16. No specific provision has been made in the Act empowering the Registrar to make an enquiry when a statement of election of office-bearers is sent to him. Similarly, no duty has been cast upon the Registrar that he should accept the statement of the change of office-bearers as sent to him. A duty for maintaining the record having been cast upon the Registrar, it follows that he has got the necessary power to ascertain for his own purpose which set of office-bearers has been validly elected and represents the union. These powers are ancillary to the main powers given to the Registrar under the Act. The contention of the petitioners cannot be accepted that the Registrar could not have enquired into the matter at all and reach his own conclusion. This observation of mine receives support from a decision of the Patna High Court in A.C.C. Rajanka Limestone Quarries Mazdoor Union v. Registrar of Trade Unions 1953--II L.L.J. 458.
17. The petitioners do not seem to complain against the Registrar making an enquiry and coming to a conclusion of his own. But the complaint is that he had no power to communicate his decision to the management. I find force in this argument of the learned counsel for the petitioners. As far as Writ Petition No. 85 of 1967 is concerned, the communication by the Registrar that the new set of office-bearers is the true representative of the union is outside the purview of the Act and cannot be justified by any provisions therein. As regards Writ Petition No. 1457 of 1967 it is a communication made by the Registrar to the Regional Assistant Commissioner with a copy to the labour officer, Hyderabad-2. Evidently this communication is only inter-departmental and is purely administrative and cannot be questioned by the writ petitioner therein.

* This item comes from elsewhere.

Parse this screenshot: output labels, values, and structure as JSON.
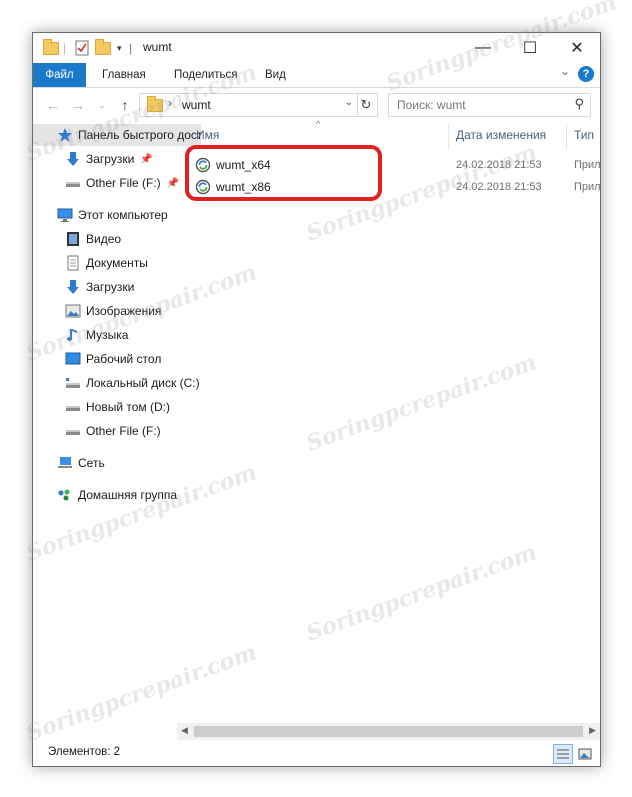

18. It was argued by the learned Second Government Pleader that as the petitioner's rights are not affected by the two communications challenged in both the writ petitions, the petitioners therein have no right to file these writ petitions. The learned counsel for the petitioners was not able to show to me as to how the petitioner's rights are affected by the two communications. As already stated, the real dispute between the parties is the election dispute for which the only proper remedy is a civil suit, As the petitioner's rights are not affected by the impugned communications, these writ petitions are dismissed with costs. Second Government Pleader's fee Rs. 100 in each writpetition.